We all keep hearing about paid maternity leave as a bipartisan issue. But will it happen?

In March 2019, Republican Senators Joni Ernst and Mike Lee introduced a bill for paid family leave they named the Cradle Act. This piece of legislation “would allow both natural and adoptive parents to receive one, two, or three months of paid leave benefits. A few decades down the road, those parents would then ‘pay’ for the benefit themselves by delaying their own retirement for two, four or six months,” the senators wrote in an op-ed for the Washington Post.

Before we get into the nitty gritty, I’d like to begin with a story. When I was pregnant for the first time, my husband and I were living in Barcelona. He was in business school, and the editorial team was just starting Verily in New York City. Our daughter was born nine weeks premature and spent nearly two months in the neonatal intensive care unit. Meanwhile, I was taking the bus to the hospital back and forth every day, multiple times a day, to nurse her every two to three hours. Walking was painful for more than a month because I was given an episiotomy during childbirth. During this busy, stressful, and painful time, I took off one week of paid leave. One week.

This was back in 2012. By 2016, Governor Andrew Cuomo had signed New York State’s Paid Family Leave policy into law.

Moving Forward

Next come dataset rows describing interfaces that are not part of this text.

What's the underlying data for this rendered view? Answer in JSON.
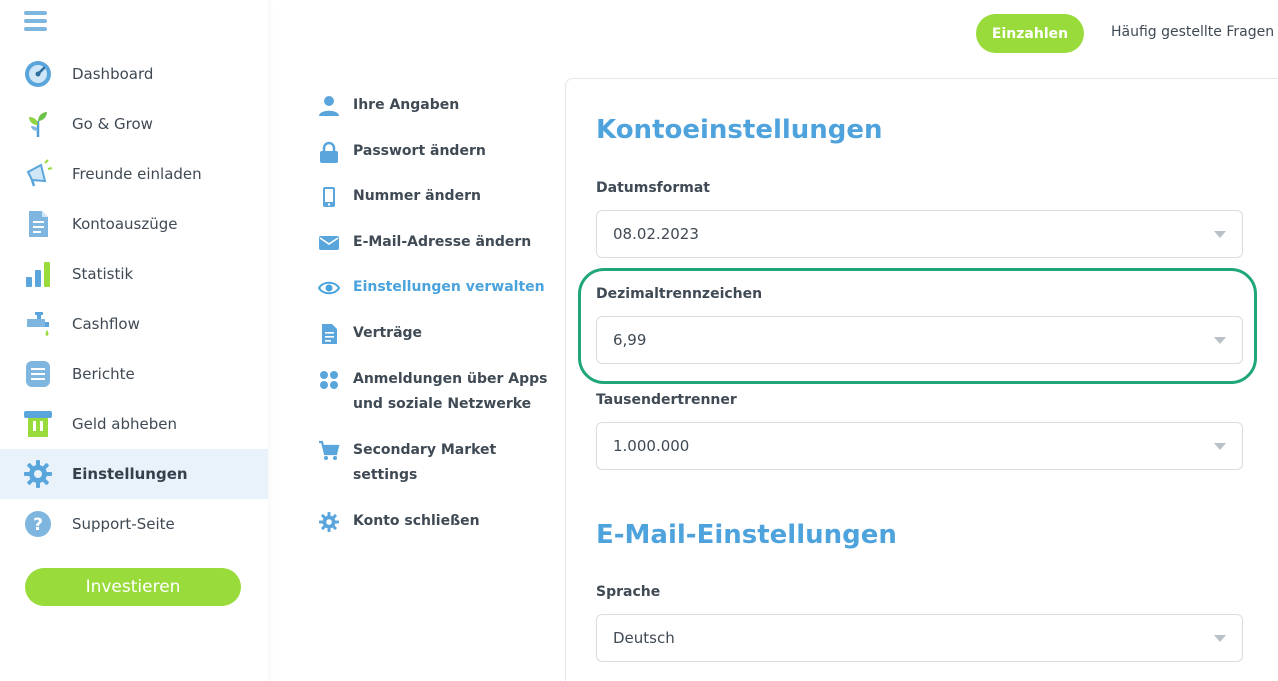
{
  "header": {
    "deposit_label": "Einzahlen",
    "faq_label": "Häufig gestellte Fragen"
  },
  "sidebar": {
    "items": [
      {
        "label": "Dashboard",
        "icon": "dashboard-gauge-icon"
      },
      {
        "label": "Go & Grow",
        "icon": "plant-sprout-icon"
      },
      {
        "label": "Freunde einladen",
        "icon": "megaphone-icon"
      },
      {
        "label": "Kontoauszüge",
        "icon": "document-icon"
      },
      {
        "label": "Statistik",
        "icon": "bar-chart-icon"
      },
      {
        "label": "Cashflow",
        "icon": "tap-icon"
      },
      {
        "label": "Berichte",
        "icon": "report-list-icon"
      },
      {
        "label": "Geld abheben",
        "icon": "atm-withdraw-icon"
      },
      {
        "label": "Einstellungen",
        "icon": "gear-icon",
        "active": true
      },
      {
        "label": "Support-Seite",
        "icon": "question-icon"
      }
    ],
    "invest_label": "Investieren"
  },
  "submenu": {
    "items": [
      {
        "line1": "Ihre Angaben",
        "line2": "",
        "icon": "user-icon"
      },
      {
        "line1": "Passwort ändern",
        "line2": "",
        "icon": "lock-icon"
      },
      {
        "line1": "Nummer ändern",
        "line2": "",
        "icon": "phone-icon"
      },
      {
        "line1": "E-Mail-Adresse ändern",
        "line2": "",
        "icon": "envelope-icon"
      },
      {
        "line1": "Einstellungen verwalten",
        "line2": "",
        "icon": "eye-icon",
        "active": true
      },
      {
        "line1": "Verträge",
        "line2": "",
        "icon": "contract-icon"
      },
      {
        "line1": "Anmeldungen über Apps",
        "line2": "und soziale Netzwerke",
        "icon": "apps-grid-icon"
      },
      {
        "line1": "Secondary Market",
        "line2": "settings",
        "icon": "cart-icon"
      },
      {
        "line1": "Konto schließen",
        "line2": "",
        "icon": "gear-small-icon"
      }
    ]
  },
  "account_settings": {
    "title": "Kontoeinstellungen",
    "date_format": {
      "label": "Datumsformat",
      "value": "08.02.2023"
    },
    "decimal_separator": {
      "label": "Dezimaltrennzeichen",
      "value": "6,99"
    },
    "thousands_separator": {
      "label": "Tausendertrenner",
      "value": "1.000.000"
    }
  },
  "email_settings": {
    "title": "E-Mail-Einstellungen",
    "language": {
      "label": "Sprache",
      "value": "Deutsch"
    }
  },
  "colors": {
    "accent_green": "#98db3b",
    "title_blue": "#4fa3dd",
    "highlight_teal": "#1fa67a"
  }
}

Carrie Lukas of the Independent Women’s Forum praised the Cradle Act, exclaiming, “progress is finally being made on paid leave.” She added, “Working parents should be able to take time off from work to welcome a new baby without financial hardship. They shouldn’t have to choose between caring for their new baby or earning a paycheck.”

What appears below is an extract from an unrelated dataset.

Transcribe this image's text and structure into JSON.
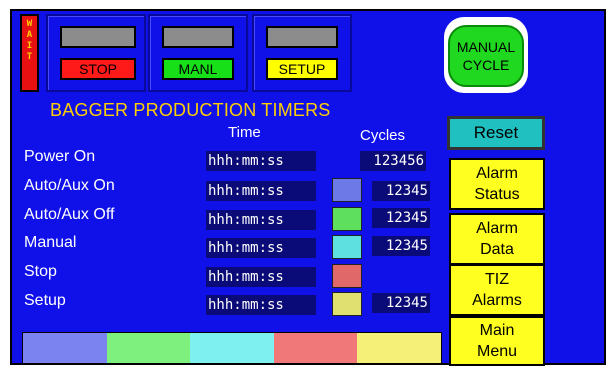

Lukas describes the act as “the innovative, sensible, and fiscally responsible way” to do paid maternity leave. “Unlike other paid leave proposals that require a new payroll tax or government program, this earned leave program works within the existing framework of Social Security.”

Outside of the Independent Women’s Forum, however, I found hardly any support for the Cradle Act in my research; no major news outlets covered it positively. It seems what most people take issue with is the bill’s proposal for how we would pay for paid family leave. As one headline puts it: “Use Social Security to Pay for Parental Leave? That’s a ‘Terrible Idea,’ Experts Say.”

Who’s Paying

The main difference between Gov. Cuomo’s Paid Family Leave policy and the Cradle Act is essentially how they’re funded. In New York’s policy, employees contribute a portion of each paycheck through a payroll tax employers then use to buy paid leave insurance. Jill Terreri Ramos reports for Politifact, “Some experts agreed that New York has the strongest program that is currently active, but they warned that trying to determine the ‘best’ has its pitfalls. Best for whom? Also, each program has its own complexities that can make comparisons difficult.”

At the end of the day, the money has to come from somewhere. If it were up to me in 2012, I would have been happy with either policy or—honestly—any policy at all. As Jen Gann observes at The Cut, the question we need to be asking is, “Would it be better than what we have now?”

The good news is this unpopular bill has resulted in a bipartisan push to address family leave led by Republican Senator Bill Cassidy (LA) and newly elected Democratic Senator Kyrsten Sinema (AZ). As Tara Golshan writes for Vox, “The fact that they’re working together shows Congress is taking on a more serious effort to address family leave in a divided Washington.”

Will the hand that rocks the cradle rule the world? We’ll be quietly watching to find out.